The music of the Detroit born and raised multi-instrumentalist/producer Lorenzo Ferguson, known to all us as Zo!, brings back the deep soul music from generations past. Currently residing in Maryland, Zo! has been releasing his own projects for over a decade now and is currently a member of The Foreign Exchange collective started by Phonte Coleman (formerly of the hip-hop group Little Brother) and Dutch hip-hop/soul producer Nicolay. Recently, Zo! released the newest chapter in his vast discography with ManMade, a voyage into depths of real soul music, and he’s coming back to his hometown this Saturday, June 29th at the Elizabeth Theatre in downtown Detroit to present the album live in concert. I asked Zo! about the new album and his feelings about living a life in music.
How would you describe the progression of your projects from the early works to ManMade?
I think there’s a greater quality of musicianship from album to album because of the time that I get to put in on my instruments. Experience has played a huge part in being able to develop a sound that I feel is my own as well as just being able to apply music making in the studio to more of a live experience because I’ve been on the road more often lately and it’s been easier to pick up on what a crowd responds to. To me, live presentation and interaction with your listeners is just as important as your studio release.

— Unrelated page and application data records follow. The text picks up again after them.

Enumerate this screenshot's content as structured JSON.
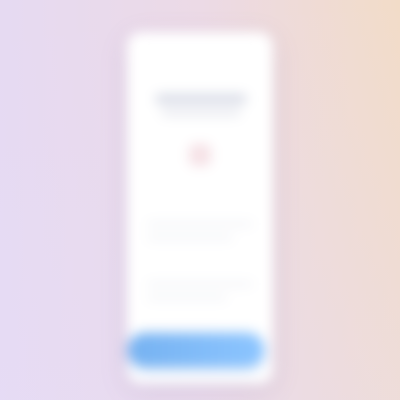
{
  "app": {
    "title": ""
  },
  "header": {
    "title": "",
    "subtitle": ""
  },
  "content": {
    "lines": [
      "",
      "",
      "",
      ""
    ]
  },
  "cta": {
    "label": ""
  },
  "icons": {
    "center_icon": "app-icon"
  },
  "colors": {
    "background_left": "#e6daf2",
    "background_right": "#f2dcc8",
    "card": "#ffffff",
    "button": "#76b2f1"
  }
}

If you’re able to make the two work hand-in-hand, you have a much better shot at connecting with your people musically.
Why did you name your album ManMade? What’s the principle theme behind it?
ManMade describes the work ethic needed as a completely independent musician/artist. We’re booking our own shows, building relationships with our listeners, making the music, etc. — it is very much blue-collar work and you can’t be afraid to get your hands dirty in order to accomplish long-term goals. Even the cover art is a depiction of me walking to work, where “work” is in this dilapidated building that represents our music industry. I’m basically representing the “last of a dying breed” group of artists who has no management, plays 95 percent of the instruments on the album, helps to distribute the music while touring… and I’m walking into this broken down building/industry to shine my light on it as much as I possibly can.